Following wars, epidemics, and the bad economic situation caused by the decline of the trade, Josef Werndl, who is remembered in the annals as the "Savious of Steyr", was born in 1831. Werndl took over his father's business and transformed it into a more modern factory. Moreover, he constructed the first breech-loading gun and began its serial production, turning Steyr into Europe's "weapon factory". Josef Werndl, a true pioneer, also deserves the credit for the fact that in 1884 Steyr boasted the first hydroelectrically-powered street light system in Europe.
Josef Werndl died in 1889, and the roots of today's "Steyr-Daimler-Puch-Werke" can be tracked back to his progressive idea. During the two World Wars, the factory was dedicated to weapons production. In the period between two wars, it also produced cars. The air raids of 1944 destroyed a large part of the production facilities. These were fully rebuilt, modernised, and enlarged after the end of the war. The factory's 10,000 employees worked in the production of tractors, lorries, ball bearings, and, continuing Steyr's long tradition, hunting and sporting guns.

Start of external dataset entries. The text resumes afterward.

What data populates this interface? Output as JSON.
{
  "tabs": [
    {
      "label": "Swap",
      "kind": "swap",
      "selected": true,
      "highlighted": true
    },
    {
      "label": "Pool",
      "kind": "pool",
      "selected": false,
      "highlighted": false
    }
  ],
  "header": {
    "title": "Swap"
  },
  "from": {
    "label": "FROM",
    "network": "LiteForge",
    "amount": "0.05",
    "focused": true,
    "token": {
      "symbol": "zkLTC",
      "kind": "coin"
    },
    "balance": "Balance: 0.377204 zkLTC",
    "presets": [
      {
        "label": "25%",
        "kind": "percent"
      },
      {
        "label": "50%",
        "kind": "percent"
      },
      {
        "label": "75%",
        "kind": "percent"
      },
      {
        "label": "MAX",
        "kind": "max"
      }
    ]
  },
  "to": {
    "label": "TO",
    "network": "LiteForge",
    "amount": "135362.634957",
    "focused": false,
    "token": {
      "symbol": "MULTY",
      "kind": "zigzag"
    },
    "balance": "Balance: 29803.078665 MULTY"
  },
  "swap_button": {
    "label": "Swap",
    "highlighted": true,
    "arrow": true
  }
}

Since 1955, when Steyr ceased to be at the border between the American and the Soviet zone, the town grew significantly in size, particularly the districts of Tabor, Ennsleite and Resthof, and the population increased to a current 39,000 inhabitants.
Today, Steyr is a model example of harmonious coexistence between an old town centre and a modern industrial site, making it one of Austria's most fascinating towns.